Kubicek, C., Gervain, J., Hillairet de Boisferon, A., Pascalis, O, Lœvenbruck, H., and Schwarzer, G. (2014). The influence of infant-directed speech on 12-month-olds’ intersensory perception of fluent speech. Infant Behaviour and Development. 37(4), 644-651. http://dx.doi.org/10.1016/j.infbeh....
Hillairet de Boisferon, L. Uttley, P.C. Quinn, K. Lee & O. Pascalis (2014). Female Face Preference in 4-month-olds : The Importance of Hairline. Infant Behaviour and Development. 37(4), 676-681.
Xiao, N.G., Quinn, P.C., Wheeler, A, Pascalis O. & Lee K. (2014) Natural, but not artificial, facial movements reveal the left visual field bias in infant face scanning. Neuropsychologia. 62, 175-183. DOI : 10.1016/ j.neuropsychologia. 2014.07.017

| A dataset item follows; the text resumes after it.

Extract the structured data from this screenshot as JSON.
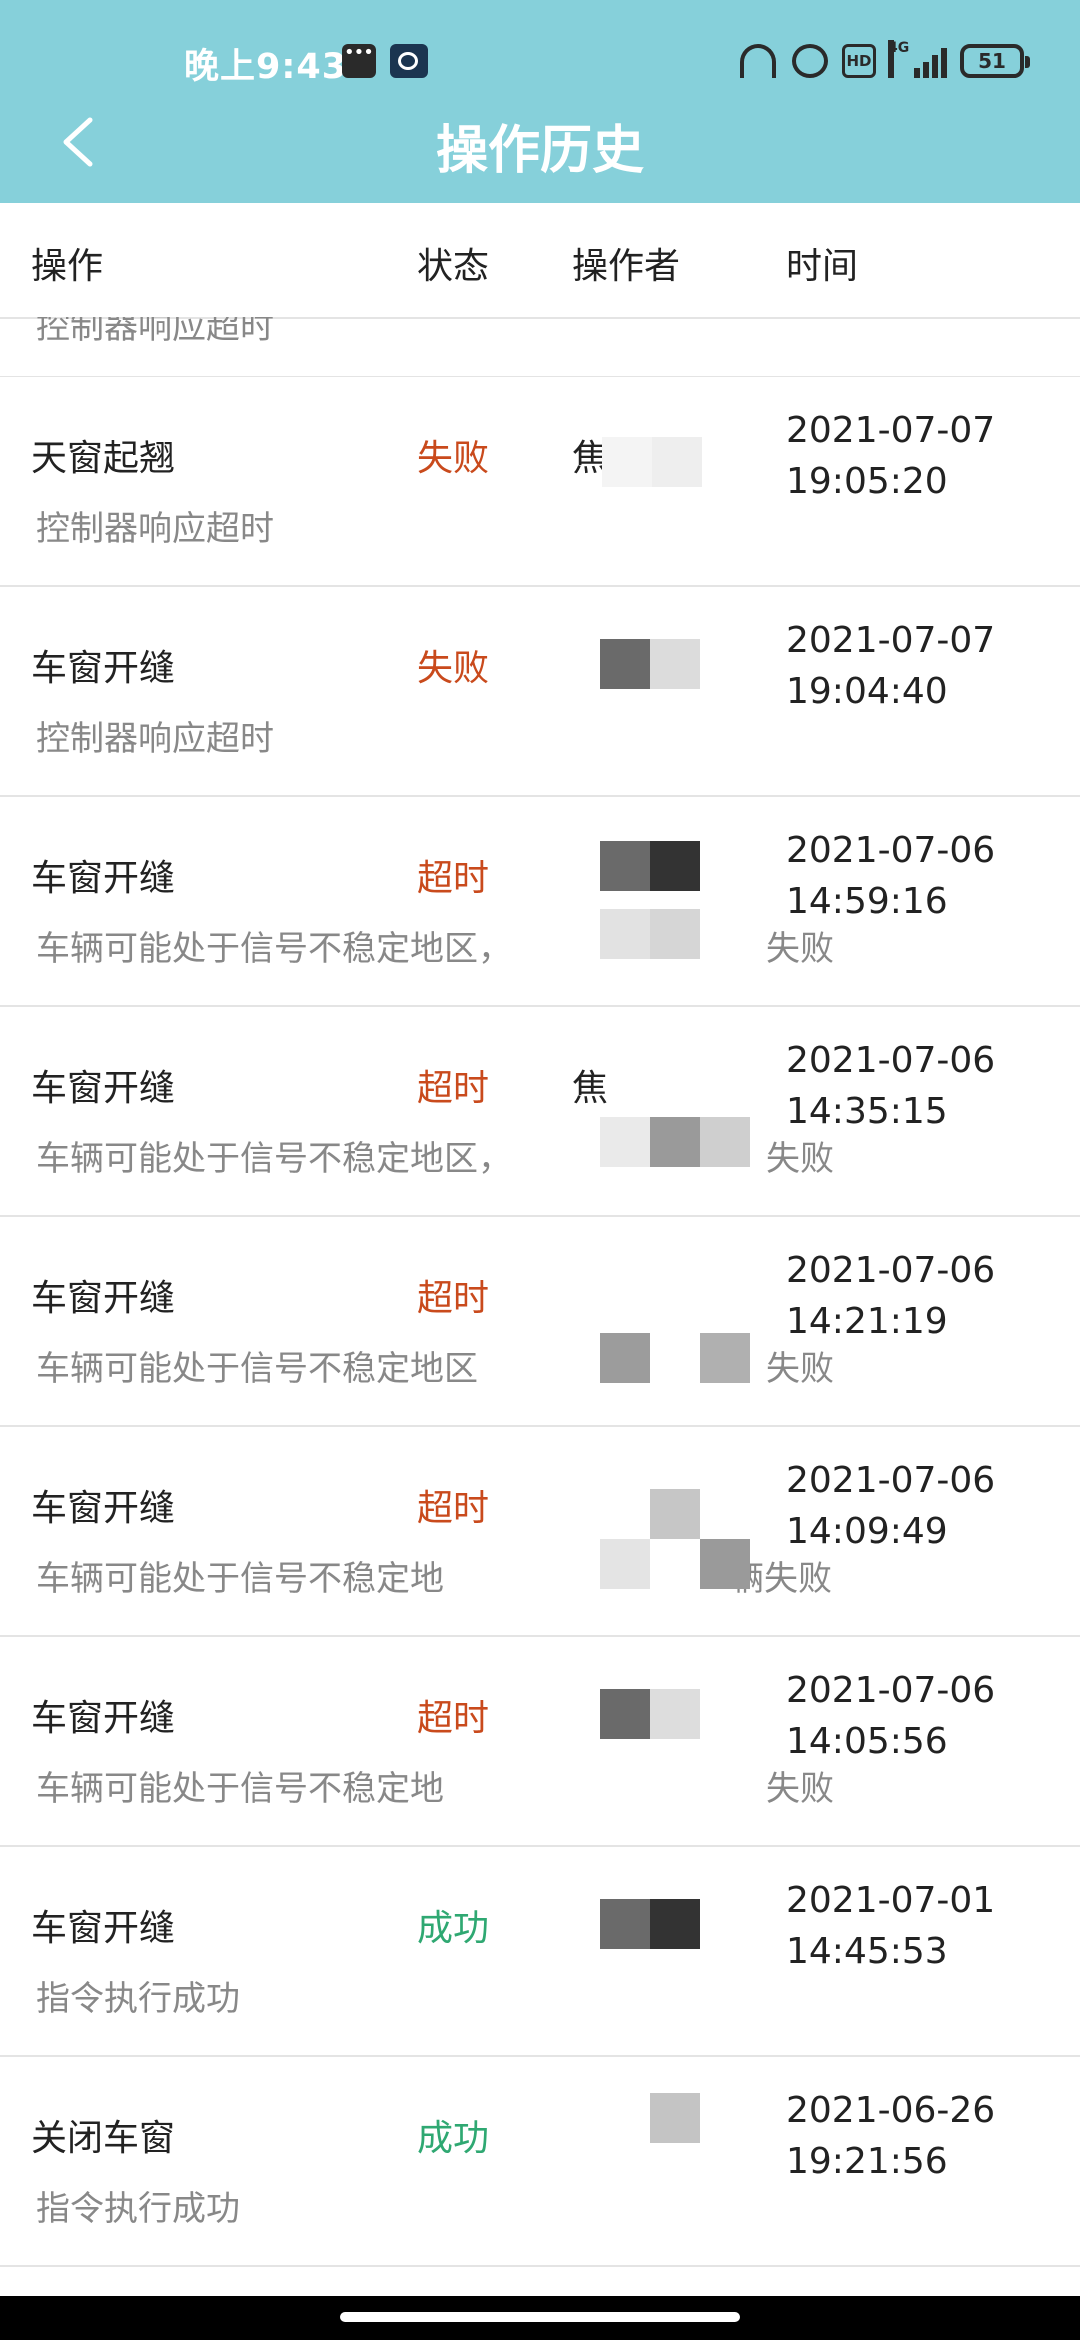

Méary, D., Mermillod, M. & Pascalis, O. (2014) Binocular correlation model of face preference : How good, how simple ? 17:6, pp 828–830 Developmental Science.
W.S. Xiao, G. Fu,, P.C. Quinn, Y.H. Sun, N.G. Xiao, Q. Wang, G. Chen, O. Pascalis, F. Damon, & K. Lee. (2014) The eye-size illusion : Psychophysical characteristics, generality, and relation to holistic face processing. Perception, 43, 265 – 274
Méary, D., Li, Z., Li, W., Guo, K. & Pascalis, O. (2014). Seeing two faces together : Preference formation in humans and rhesus macaques. Animal Cognition, 17:1107–1119
Kubicek, C. Hillairet de Boisferon, A., Dupierrix, E. Pascalis, O. Lœvenbruck, H, Gervain,J & Schwarzer, G. (2014). Cross-modal matching of audio-visual German and French fluent speech in infancy. PLoS ONE 9(2) : e89275. doi:10.1371/journal.pone.0089275
Dupierrix, E. ; Hillairet de Boisferon, A. ; Méary, D., Lee, K., Quinn, P.C., Di Giorgio, E., Simion, F., Tomonaga, M. & Pascalis, O. (2014) Preference for Human Eyes in Human Infants Journal of Experimental Child Psychology. 123 138–146
Xiao, W. S., Quinn, P. C., Pascalis, O., & Lee, K. (2014). Own- and other-race face scanning in infants : Implications for perceptual narrowing. Developmental Psychobiology, 56(2), 262-273. doi : 10.1002/dev.21196.
Tanaka, JW. Huxtable, N., Maynard, K., Quinn, P.C., Lee, K. & Pascalis, O. (2014). The effects of information type (features versus configuration) and location (eyes versus mouth) on the development of face perception. Journal of Experimental Child Psychology,124, 36-49.